-- THE DATA follows --

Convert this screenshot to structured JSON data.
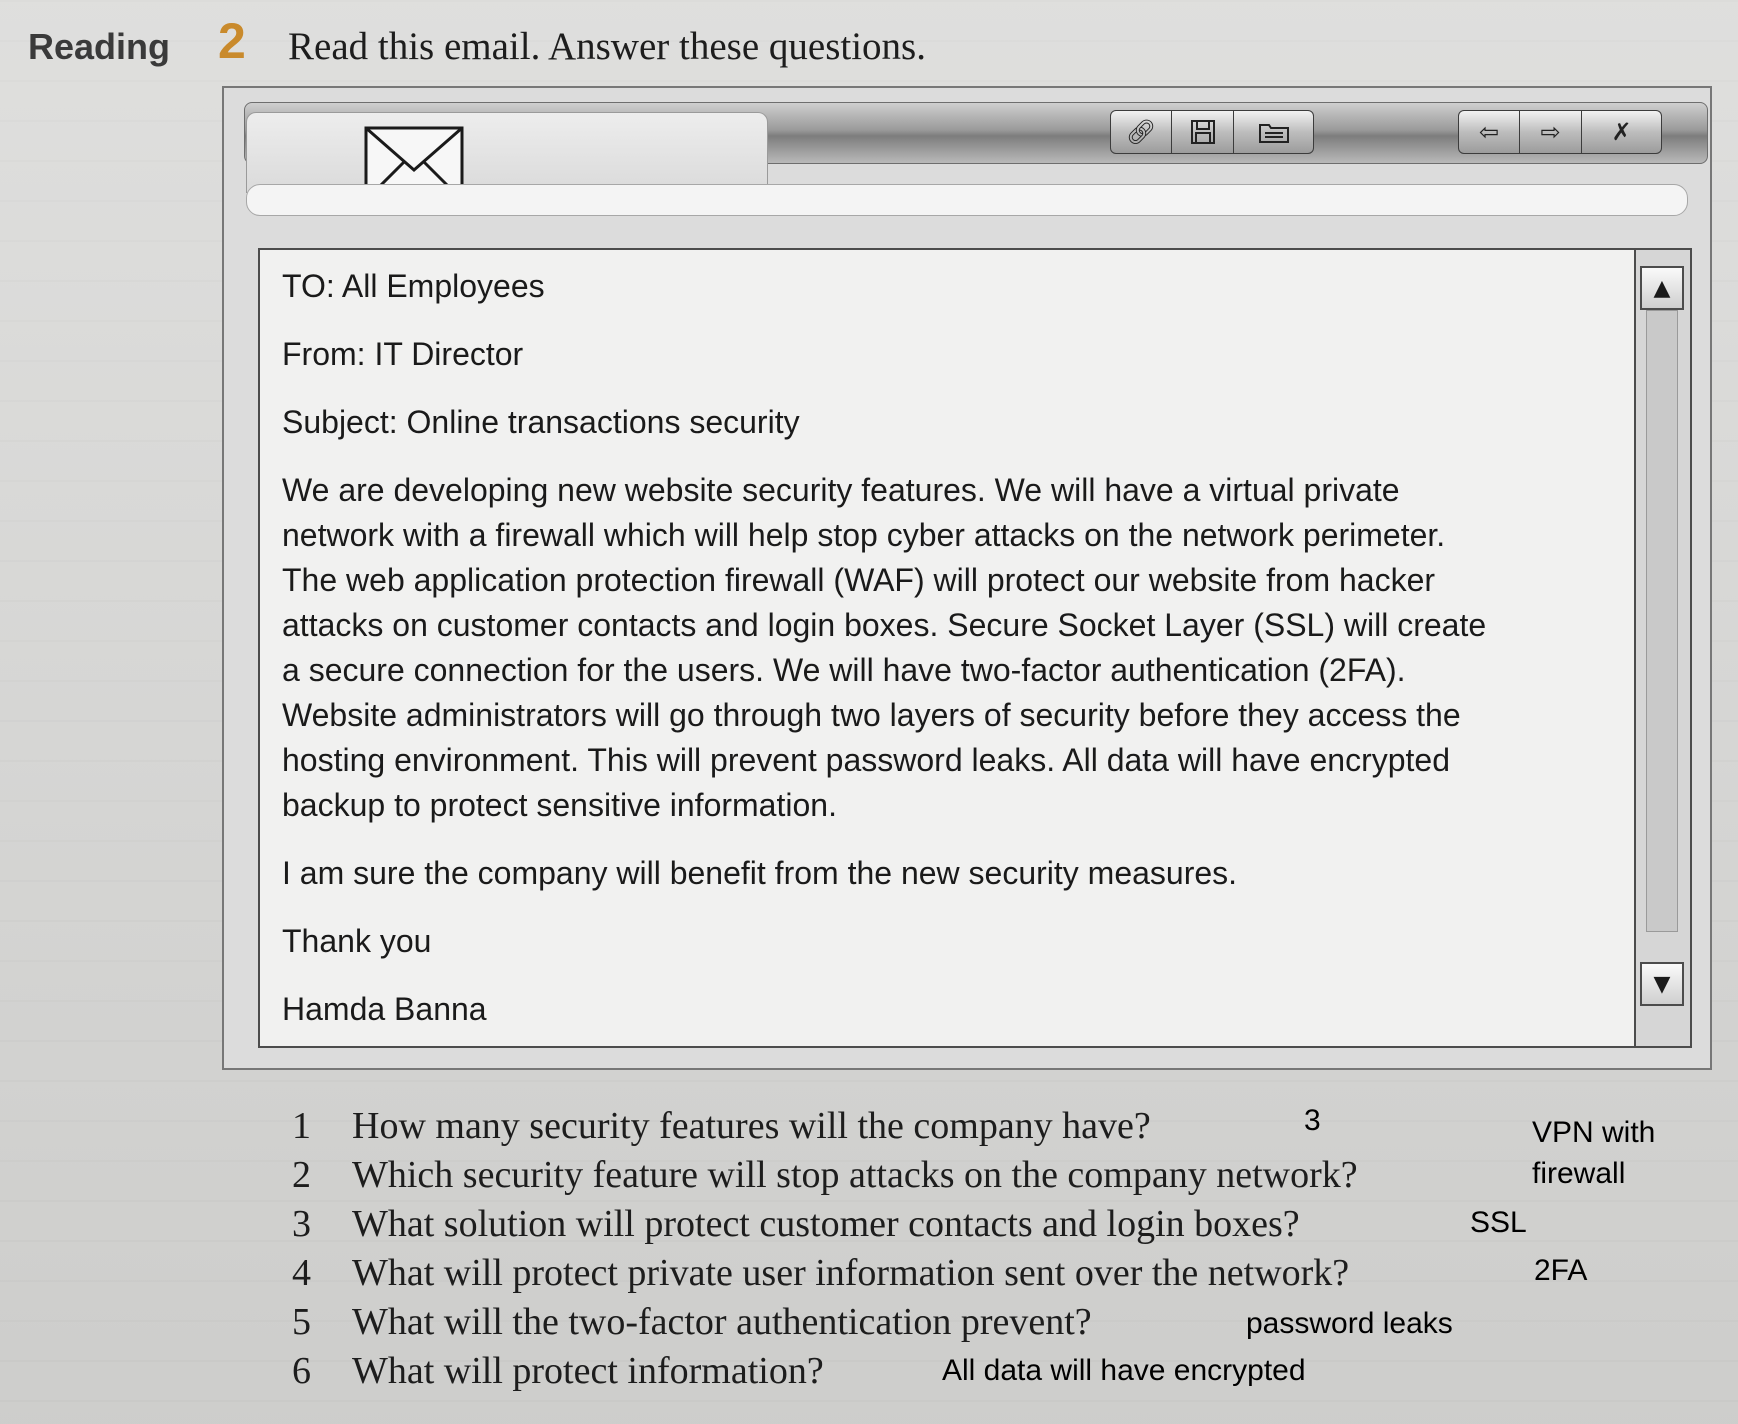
{
  "header": {
    "section": "Reading",
    "task_number": "2",
    "instruction": "Read this email. Answer these questions."
  },
  "toolbar": {
    "left_icons": [
      "link-icon",
      "save-icon",
      "folder-icon"
    ],
    "right_icons": [
      "back-arrow-icon",
      "forward-arrow-icon",
      "close-icon"
    ]
  },
  "email": {
    "to": "TO: All Employees",
    "from": "From: IT Director",
    "subject": "Subject: Online transactions security",
    "body_lines": [
      "We are developing new website security features. We will have a virtual private",
      "network with a firewall which will help stop cyber attacks on the network perimeter.",
      "The web application protection firewall (WAF) will protect our website from hacker",
      "attacks on customer contacts and login boxes. Secure Socket Layer (SSL) will create",
      "a secure connection for the users. We will have two-factor authentication (2FA).",
      "Website administrators will go through two layers of security before they access the",
      "hosting environment. This will prevent password leaks. All data will have encrypted",
      "backup to protect sensitive information."
    ],
    "closing": "I am sure the company will benefit from the new security measures.",
    "signoff": "Thank you",
    "signature": "Hamda Banna"
  },
  "questions": [
    {
      "number": "1",
      "text": "How many security features will the company have?",
      "answer": "3"
    },
    {
      "number": "2",
      "text": "Which security feature will stop attacks on the company network?",
      "answer": "VPN with\nfirewall"
    },
    {
      "number": "3",
      "text": "What solution will protect customer contacts and login boxes?",
      "answer": "SSL"
    },
    {
      "number": "4",
      "text": "What will protect private user information sent over the network?",
      "answer": "2FA"
    },
    {
      "number": "5",
      "text": "What will the two-factor authentication prevent?",
      "answer": "password leaks"
    },
    {
      "number": "6",
      "text": "What will protect information?",
      "answer": "All data will have encrypted"
    }
  ]
}
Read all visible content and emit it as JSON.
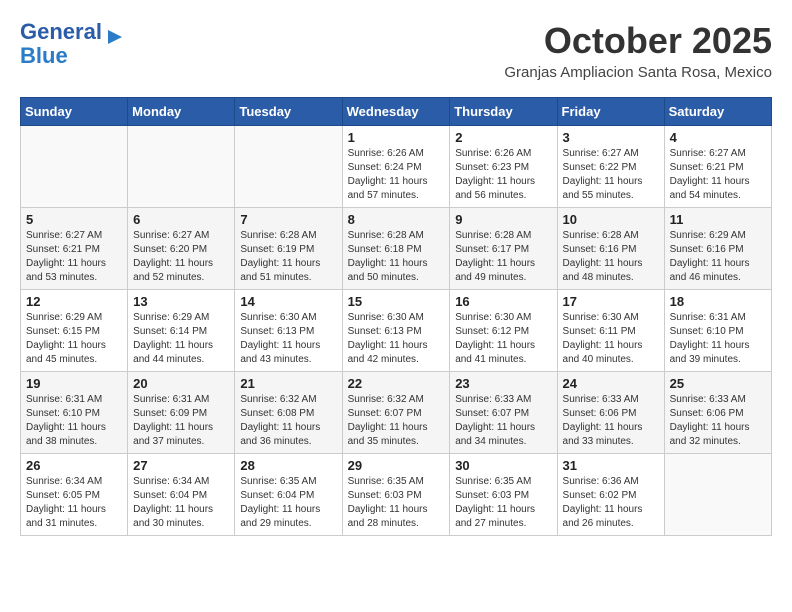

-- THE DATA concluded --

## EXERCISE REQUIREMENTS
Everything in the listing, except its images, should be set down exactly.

## RESPONSE BOX
Convert this screenshot to structured JSON data.
{
  "header": {
    "section": "Reading",
    "task_number": "2",
    "instruction": "Read this email. Answer these questions."
  },
  "toolbar": {
    "left_icons": [
      "link-icon",
      "save-icon",
      "folder-icon"
    ],
    "right_icons": [
      "back-arrow-icon",
      "forward-arrow-icon",
      "close-icon"
    ]
  },
  "email": {
    "to": "TO: All Employees",
    "from": "From: IT Director",
    "subject": "Subject: Online transactions security",
    "body_lines": [
      "We are developing new website security features. We will have a virtual private",
      "network with a firewall which will help stop cyber attacks on the network perimeter.",
      "The web application protection firewall (WAF) will protect our website from hacker",
      "attacks on customer contacts and login boxes. Secure Socket Layer (SSL) will create",
      "a secure connection for the users. We will have two-factor authentication (2FA).",
      "Website administrators will go through two layers of security before they access the",
      "hosting environment. This will prevent password leaks. All data will have encrypted",
      "backup to protect sensitive information."
    ],
    "closing": "I am sure the company will benefit from the new security measures.",
    "signoff": "Thank you",
    "signature": "Hamda Banna"
  },
  "questions": [
    {
      "number": "1",
      "text": "How many security features will the company have?",
      "answer": "3"
    },
    {
      "number": "2",
      "text": "Which security feature will stop attacks on the company network?",
      "answer": "VPN with\nfirewall"
    },
    {
      "number": "3",
      "text": "What solution will protect customer contacts and login boxes?",
      "answer": "SSL"
    },
    {
      "number": "4",
      "text": "What will protect private user information sent over the network?",
      "answer": "2FA"
    },
    {
      "number": "5",
      "text": "What will the two-factor authentication prevent?",
      "answer": "password leaks"
    },
    {
      "number": "6",
      "text": "What will protect information?",
      "answer": "All data will have encrypted"
    }
  ]
}
Read all visible content and emit it as JSON.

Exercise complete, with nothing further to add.